%% First steps with eigenvalues
% Let's create a matrix
% Note that a state-space matrix is always square (why?)
A = [1, 2; 2, 4]
% By default, the eig() function just gives us a vector of the eigenvalues
% but we can ask for both the eigenvectors and eigenvalue matrix like this:
[V, D] = eig(A)
% The original matrix is given by:
result = V * D * inv(V)
%% Visualizing eigenvalues and eigenvectors
% Reuse A from above, or make a new one if you prefer
A = [1, 2; 2, 1]
% Generate a bunch of random points
X = randn(2, 10000);
% Keep only the ones with a norm < 1 (i.e., in the unit circle)
X(:, vecnorm(X) > 1) = [];
% Now
Y = A * X;
plot(X(1,:), X(2,:), 'bx');
hold on;
plot(Y(1,:), Y(2,:), 'rx');
axis equal;
%% Questions for exploration:
% * Can you make a matrix where the eigenvalues are all less than 1? What
% does this mean in state space?
% * Can you make a matrix where the eigenvalues are all greater than 1?

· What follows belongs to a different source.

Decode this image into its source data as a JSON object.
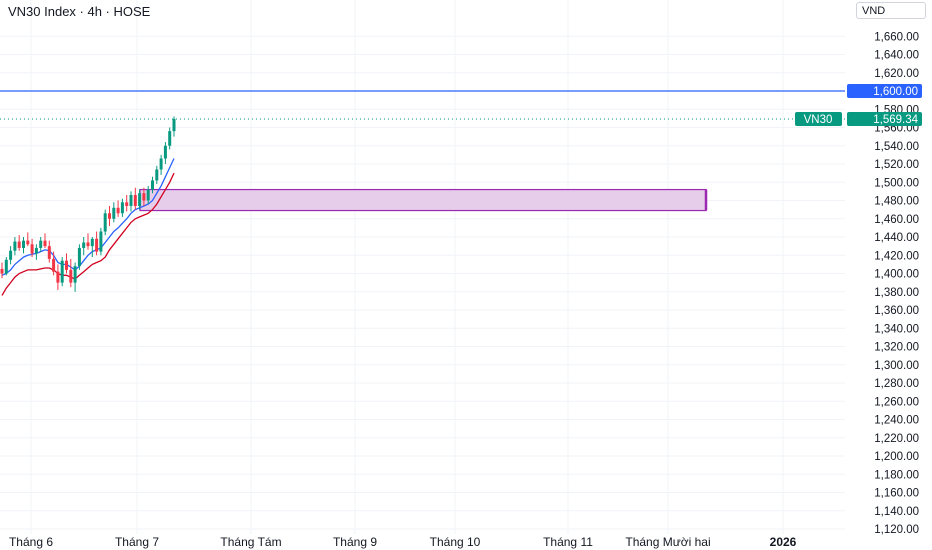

% * What happens to the eigenvalues if the matrix is not full rank? (aka,
% rank-deficient?)